[Requirement] Each record that follows should be repeated exactly, with no pictures carried over.

[Given data]
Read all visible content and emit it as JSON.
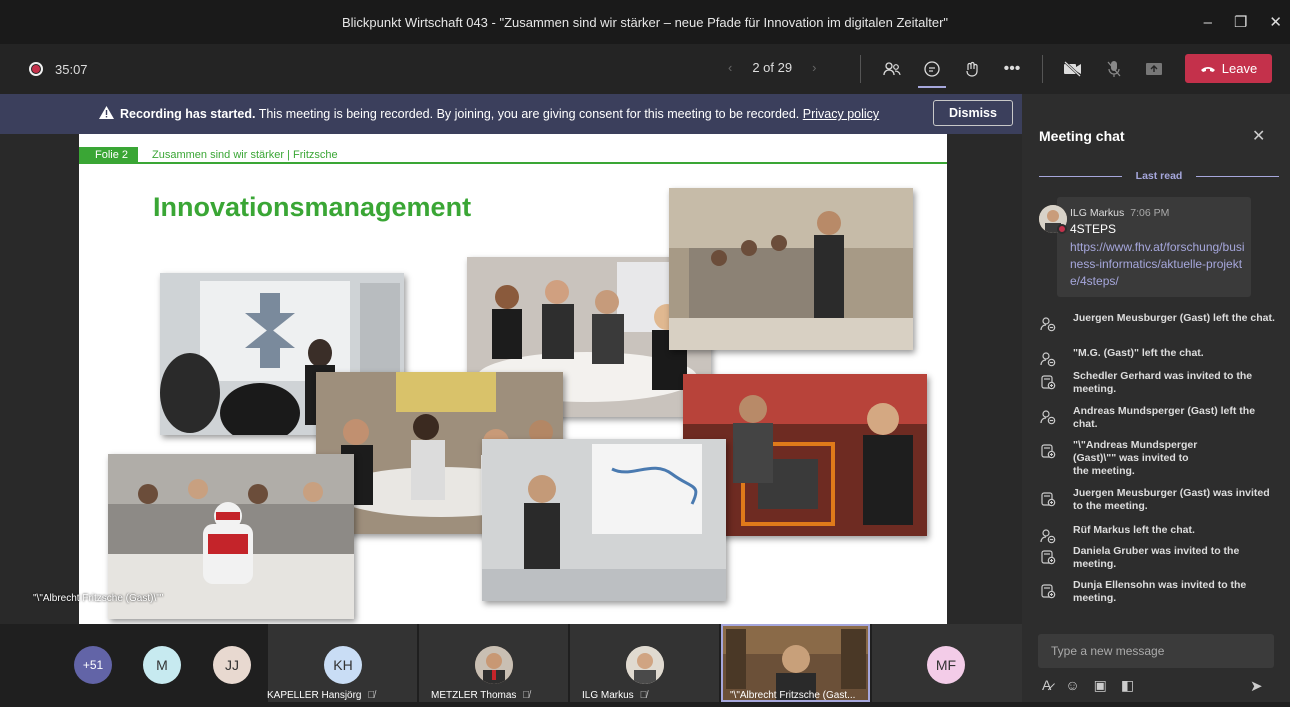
{
  "window": {
    "title": "Blickpunkt Wirtschaft 043 - \"Zusammen sind wir stärker – neue Pfade für Innovation im digitalen Zeitalter\"",
    "minimize": "–",
    "maximize": "❐",
    "close": "✕"
  },
  "toolbar": {
    "timer": "35:07",
    "prev": "‹",
    "page": "2 of 29",
    "next": "›",
    "more": "•••",
    "leave_label": "Leave"
  },
  "banner": {
    "bold": "Recording has started.",
    "text": " This meeting is being recorded. By joining, you are giving consent for this meeting to be recorded. ",
    "link": "Privacy policy",
    "dismiss": "Dismiss"
  },
  "slide": {
    "tag": "Folie 2",
    "subtitle": "Zusammen sind wir stärker | Fritzsche",
    "title": "Innovationsmanagement"
  },
  "presenter_overlay": "\"\\\"Albrecht Fritzsche (Gast)\\\"\"",
  "chat": {
    "title": "Meeting chat",
    "last_read": "Last read",
    "message": {
      "author": "ILG Markus",
      "time": "7:06 PM",
      "text": "4STEPS",
      "link": "https://www.fhv.at/forschung/business-informatics/aktuelle-projekte/4steps/"
    },
    "events": [
      {
        "type": "left",
        "text": "Juergen Meusburger (Gast) left the chat."
      },
      {
        "type": "left",
        "text": "\"M.G. (Gast)\" left the chat."
      },
      {
        "type": "invited",
        "text": "Schedler Gerhard was invited to the meeting."
      },
      {
        "type": "left",
        "text": "Andreas Mundsperger (Gast) left the chat."
      },
      {
        "type": "invited",
        "text": "\"\\\"Andreas Mundsperger (Gast)\\\"\" was invited to the meeting."
      },
      {
        "type": "invited",
        "text": "Juergen Meusburger (Gast) was invited to the meeting."
      },
      {
        "type": "left",
        "text": "Rüf Markus left the chat."
      },
      {
        "type": "invited",
        "text": "Daniela Gruber was invited to the meeting."
      },
      {
        "type": "invited",
        "text": "Dunja Ellensohn was invited to the meeting."
      }
    ],
    "input_placeholder": "Type a new message"
  },
  "gallery": {
    "overflow": "+51",
    "small_avatars": [
      "M",
      "JJ"
    ],
    "tiles": [
      {
        "initials": "KH",
        "name": "KAPELLER Hansjörg"
      },
      {
        "initials": "",
        "name": "METZLER Thomas"
      },
      {
        "initials": "",
        "name": "ILG Markus"
      },
      {
        "initials": "",
        "name": "\"\\\"Albrecht Fritzsche (Gast..."
      },
      {
        "initials": "MF",
        "name": ""
      }
    ]
  },
  "colors": {
    "accent": "#a6a7dc",
    "leave": "#c4314b",
    "slide_green": "#3aa635",
    "banner": "#3b3f5c"
  }
}
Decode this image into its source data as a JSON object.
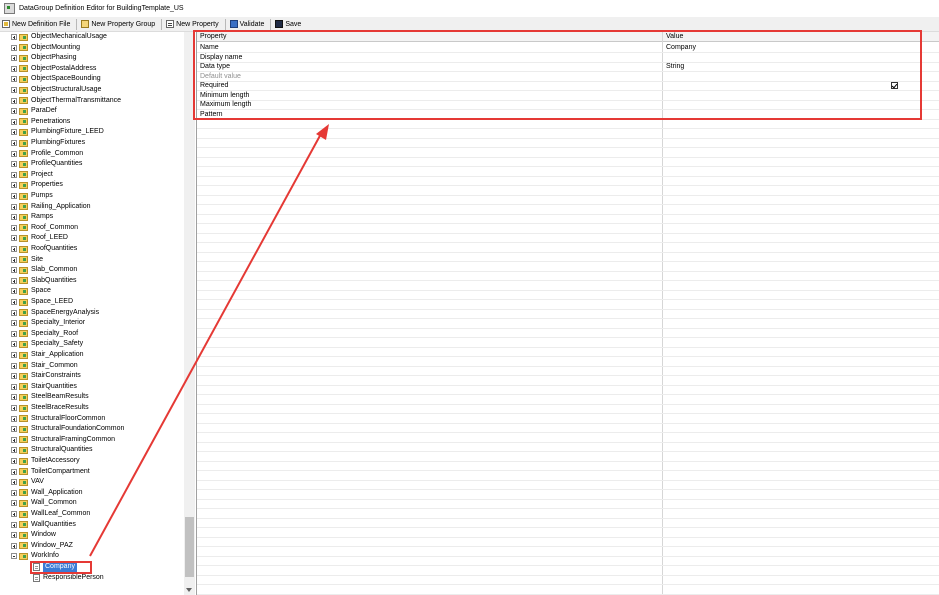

[Completed task]
Read all visible content and emit it as JSON.
{
  "window": {
    "title": "Blickpunkt Wirtschaft 043 - \"Zusammen sind wir stärker – neue Pfade für Innovation im digitalen Zeitalter\"",
    "minimize": "–",
    "maximize": "❐",
    "close": "✕"
  },
  "toolbar": {
    "timer": "35:07",
    "prev": "‹",
    "page": "2 of 29",
    "next": "›",
    "more": "•••",
    "leave_label": "Leave"
  },
  "banner": {
    "bold": "Recording has started.",
    "text": " This meeting is being recorded. By joining, you are giving consent for this meeting to be recorded. ",
    "link": "Privacy policy",
    "dismiss": "Dismiss"
  },
  "slide": {
    "tag": "Folie 2",
    "subtitle": "Zusammen sind wir stärker | Fritzsche",
    "title": "Innovationsmanagement"
  },
  "presenter_overlay": "\"\\\"Albrecht Fritzsche (Gast)\\\"\"",
  "chat": {
    "title": "Meeting chat",
    "last_read": "Last read",
    "message": {
      "author": "ILG Markus",
      "time": "7:06 PM",
      "text": "4STEPS",
      "link": "https://www.fhv.at/forschung/business-informatics/aktuelle-projekte/4steps/"
    },
    "events": [
      {
        "type": "left",
        "text": "Juergen Meusburger (Gast) left the chat."
      },
      {
        "type": "left",
        "text": "\"M.G. (Gast)\" left the chat."
      },
      {
        "type": "invited",
        "text": "Schedler Gerhard was invited to the meeting."
      },
      {
        "type": "left",
        "text": "Andreas Mundsperger (Gast) left the chat."
      },
      {
        "type": "invited",
        "text": "\"\\\"Andreas Mundsperger (Gast)\\\"\" was invited to the meeting."
      },
      {
        "type": "invited",
        "text": "Juergen Meusburger (Gast) was invited to the meeting."
      },
      {
        "type": "left",
        "text": "Rüf Markus left the chat."
      },
      {
        "type": "invited",
        "text": "Daniela Gruber was invited to the meeting."
      },
      {
        "type": "invited",
        "text": "Dunja Ellensohn was invited to the meeting."
      }
    ],
    "input_placeholder": "Type a new message"
  },
  "gallery": {
    "overflow": "+51",
    "small_avatars": [
      "M",
      "JJ"
    ],
    "tiles": [
      {
        "initials": "KH",
        "name": "KAPELLER Hansjörg"
      },
      {
        "initials": "",
        "name": "METZLER Thomas"
      },
      {
        "initials": "",
        "name": "ILG Markus"
      },
      {
        "initials": "",
        "name": "\"\\\"Albrecht Fritzsche (Gast..."
      },
      {
        "initials": "MF",
        "name": ""
      }
    ]
  },
  "colors": {
    "accent": "#a6a7dc",
    "leave": "#c4314b",
    "slide_green": "#3aa635",
    "banner": "#3b3f5c"
  }
}
Decode this image into its source data as a JSON object.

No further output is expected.